* Task item
After going through the data below, state how many lines contain "name", and nothing else.

* Data records
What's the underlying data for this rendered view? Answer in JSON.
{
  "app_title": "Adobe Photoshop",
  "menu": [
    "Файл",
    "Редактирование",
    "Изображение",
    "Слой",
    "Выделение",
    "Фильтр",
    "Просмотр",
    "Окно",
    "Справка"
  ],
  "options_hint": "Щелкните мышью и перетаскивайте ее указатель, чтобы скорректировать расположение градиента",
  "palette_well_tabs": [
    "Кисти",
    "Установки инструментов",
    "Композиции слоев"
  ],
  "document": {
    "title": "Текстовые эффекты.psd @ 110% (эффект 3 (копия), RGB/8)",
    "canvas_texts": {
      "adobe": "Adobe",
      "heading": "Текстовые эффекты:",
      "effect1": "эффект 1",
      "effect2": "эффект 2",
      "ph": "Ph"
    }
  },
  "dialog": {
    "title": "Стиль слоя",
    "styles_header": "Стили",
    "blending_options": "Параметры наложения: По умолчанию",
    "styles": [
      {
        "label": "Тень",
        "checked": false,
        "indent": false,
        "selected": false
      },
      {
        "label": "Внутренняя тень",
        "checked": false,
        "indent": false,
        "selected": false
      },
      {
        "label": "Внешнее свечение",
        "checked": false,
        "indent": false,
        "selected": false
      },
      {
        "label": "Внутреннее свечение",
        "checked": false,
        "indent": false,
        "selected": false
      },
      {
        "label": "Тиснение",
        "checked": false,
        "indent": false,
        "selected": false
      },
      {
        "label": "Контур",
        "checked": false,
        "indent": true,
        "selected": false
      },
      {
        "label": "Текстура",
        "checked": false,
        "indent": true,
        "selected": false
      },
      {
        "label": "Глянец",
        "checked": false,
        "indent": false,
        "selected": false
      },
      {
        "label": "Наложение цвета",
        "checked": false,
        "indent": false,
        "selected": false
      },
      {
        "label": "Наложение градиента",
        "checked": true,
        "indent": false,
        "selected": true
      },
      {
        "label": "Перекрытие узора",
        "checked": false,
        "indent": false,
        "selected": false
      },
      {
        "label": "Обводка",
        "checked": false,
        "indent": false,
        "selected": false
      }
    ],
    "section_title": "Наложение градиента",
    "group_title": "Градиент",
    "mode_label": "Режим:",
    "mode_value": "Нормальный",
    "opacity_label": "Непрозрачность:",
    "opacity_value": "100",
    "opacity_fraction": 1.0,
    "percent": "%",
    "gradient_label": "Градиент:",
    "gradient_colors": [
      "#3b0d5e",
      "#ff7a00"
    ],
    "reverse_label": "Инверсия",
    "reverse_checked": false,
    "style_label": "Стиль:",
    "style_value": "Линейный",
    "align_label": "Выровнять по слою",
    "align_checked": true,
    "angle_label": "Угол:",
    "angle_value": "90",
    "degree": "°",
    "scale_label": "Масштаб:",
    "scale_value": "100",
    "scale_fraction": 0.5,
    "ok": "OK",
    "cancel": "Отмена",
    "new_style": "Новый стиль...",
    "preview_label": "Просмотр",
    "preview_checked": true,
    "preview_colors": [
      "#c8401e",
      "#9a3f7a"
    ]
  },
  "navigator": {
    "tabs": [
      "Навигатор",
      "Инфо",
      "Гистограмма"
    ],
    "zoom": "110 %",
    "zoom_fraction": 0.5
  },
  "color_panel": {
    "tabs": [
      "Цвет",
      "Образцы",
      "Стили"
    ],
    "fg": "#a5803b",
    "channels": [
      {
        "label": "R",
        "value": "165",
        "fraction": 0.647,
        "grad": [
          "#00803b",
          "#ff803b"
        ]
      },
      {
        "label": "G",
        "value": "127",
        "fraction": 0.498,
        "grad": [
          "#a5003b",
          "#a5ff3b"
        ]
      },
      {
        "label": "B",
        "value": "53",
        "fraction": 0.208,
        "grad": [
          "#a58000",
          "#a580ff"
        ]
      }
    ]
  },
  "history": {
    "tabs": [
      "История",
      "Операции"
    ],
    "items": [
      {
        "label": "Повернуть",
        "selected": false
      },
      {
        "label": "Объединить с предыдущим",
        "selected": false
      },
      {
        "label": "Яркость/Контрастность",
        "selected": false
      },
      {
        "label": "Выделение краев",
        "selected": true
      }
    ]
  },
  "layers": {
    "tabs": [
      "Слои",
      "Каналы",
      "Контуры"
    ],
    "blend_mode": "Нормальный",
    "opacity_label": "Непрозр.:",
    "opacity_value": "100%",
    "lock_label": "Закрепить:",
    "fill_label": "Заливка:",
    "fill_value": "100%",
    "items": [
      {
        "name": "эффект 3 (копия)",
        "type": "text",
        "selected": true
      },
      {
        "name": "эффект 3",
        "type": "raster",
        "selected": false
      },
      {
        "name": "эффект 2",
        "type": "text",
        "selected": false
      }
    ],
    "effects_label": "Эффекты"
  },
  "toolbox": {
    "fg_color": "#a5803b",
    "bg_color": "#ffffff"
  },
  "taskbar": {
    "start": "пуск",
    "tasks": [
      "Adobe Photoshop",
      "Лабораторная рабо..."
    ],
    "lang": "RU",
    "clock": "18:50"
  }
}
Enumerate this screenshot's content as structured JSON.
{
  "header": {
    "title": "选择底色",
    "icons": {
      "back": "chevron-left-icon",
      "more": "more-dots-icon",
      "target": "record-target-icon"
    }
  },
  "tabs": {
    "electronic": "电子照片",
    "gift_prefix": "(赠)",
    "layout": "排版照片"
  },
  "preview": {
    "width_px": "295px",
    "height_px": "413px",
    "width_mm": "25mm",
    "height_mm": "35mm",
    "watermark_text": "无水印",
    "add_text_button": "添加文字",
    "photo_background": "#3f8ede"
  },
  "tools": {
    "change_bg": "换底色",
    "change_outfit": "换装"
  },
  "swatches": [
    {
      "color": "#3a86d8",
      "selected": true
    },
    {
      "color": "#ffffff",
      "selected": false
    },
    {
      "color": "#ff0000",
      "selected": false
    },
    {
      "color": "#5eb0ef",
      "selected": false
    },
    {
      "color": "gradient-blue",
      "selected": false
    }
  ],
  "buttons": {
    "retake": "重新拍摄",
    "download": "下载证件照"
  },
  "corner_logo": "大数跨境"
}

* Written answer
3